R.W.: Yeah, absolutely. I think it has to happen on many levels. People who own property and the real estate folks who are coming in and building condos and apartment complexes, I would hope would be mindful of who’s already there and who can afford these places. And there are a lot of families in Northeast Portland, and I’m noticing that a lot of the new things that are built are for single people, so just the way that the city is deciding what is built in North and Northeast Portland show what they care about. How do we create things that are conducive for families?
In the book there’s a scene where Maya realizes that people are just trying to make a living and people are just trying to live in a nice area, so she takes the first step to go to one of the businesses and say, ‘Hey, we’re a high school in your neighborhood, is there any way we can partner with you?’ So I think there are ways that businesses can help with local schools and com-munity organizations and make decisions that make sense for the neighborhood.
S.H.: As an educator who uses creative writing to help youth cope with trauma, what are ways that we can teach youth about tragedies like the ones in Ferguson and Staten Island?
R.W.: I always say poetry can hold your emotions, it can hold anger and sadness, it can hold your questions, and I think it’s a good outlet for young people to have structure to put to what they’re feeling and thinking. So I encourage educators to have students write about what happened. I’ve also known some visual artists lately who have young people take clippings about Ferguson and create a collage. I hope educators are not shying away from these difficult conversations.

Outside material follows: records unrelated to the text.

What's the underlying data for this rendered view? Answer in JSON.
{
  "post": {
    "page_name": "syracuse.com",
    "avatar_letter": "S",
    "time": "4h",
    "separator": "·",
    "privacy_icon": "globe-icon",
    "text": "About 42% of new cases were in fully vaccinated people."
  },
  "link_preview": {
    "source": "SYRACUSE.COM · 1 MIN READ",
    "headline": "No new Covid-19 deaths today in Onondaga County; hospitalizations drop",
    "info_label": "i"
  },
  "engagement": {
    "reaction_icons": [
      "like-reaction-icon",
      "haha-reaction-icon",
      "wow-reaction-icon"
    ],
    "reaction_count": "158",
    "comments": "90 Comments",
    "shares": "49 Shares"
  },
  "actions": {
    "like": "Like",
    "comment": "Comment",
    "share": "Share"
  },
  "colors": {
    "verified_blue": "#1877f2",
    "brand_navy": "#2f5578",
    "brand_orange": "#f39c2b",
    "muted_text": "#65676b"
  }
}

For poets, Aracelis Girmay is one I have used in the classroom before. Her poetry is talking a lot about what is happening now, what happened in the past and what will happen in the future. I think young people need to be part of that conversation and art is a powerful way to do that.
S.H.: Is there anything else you want to share, about the book, your work, or your thoughts on gentrification?
R.W.: People always ask me, which one are you? And I think I’m both of the twins. I very much identify with Maya and Nikki. I love Portland and there are so many good things about my experience growing up here as a child, but there are some things that were painful and difficult along the lines of race and class that I dealt with, and I never got to really talk about those things until I was older. So I’m hoping that conversations are started from this book, that people don’t shy away from letting young people express how they’re feeling, especially young people of color, to have a space where they can talk about this stuff.
S.H.: You said that as a kid you didn’t get the opportunity to talk about your experience of race and class. Why do you think kids aren’t given the space to talk about these issues?
R.W.: I think there are a lot of reasons. There are some very practical reasons, especially when you’re talking about school where there’s not a long time of time to talk about what kids think, what they talk about. There’s also a lot of fear: “What if I make the kid upset, what if a kid cries?” And I don’t think those concerns shouldn’t be had. I don’t want to come across that it doesn’t matter, because it does. So I do think there should be support, I’m not just saying go out there and do it, but I do think we should figure out how to do it.
I also think that as adults, sometimes we feel we don’t want people to have to deal with that yet, that, “Oh, they’re so young, they don’t realize what’s going on, we don’t want to put that on them.” But I really do think that young people are aware, they know what’s going on, they just don’t have the language (to express it). They understand concepts of fairness and sharing and cooperation. They understand on a very basic level what it means to be nice and what it means to listen. So I just think if we learn to talk in kid-friendly language, there’s a way to do it, to be successful at it.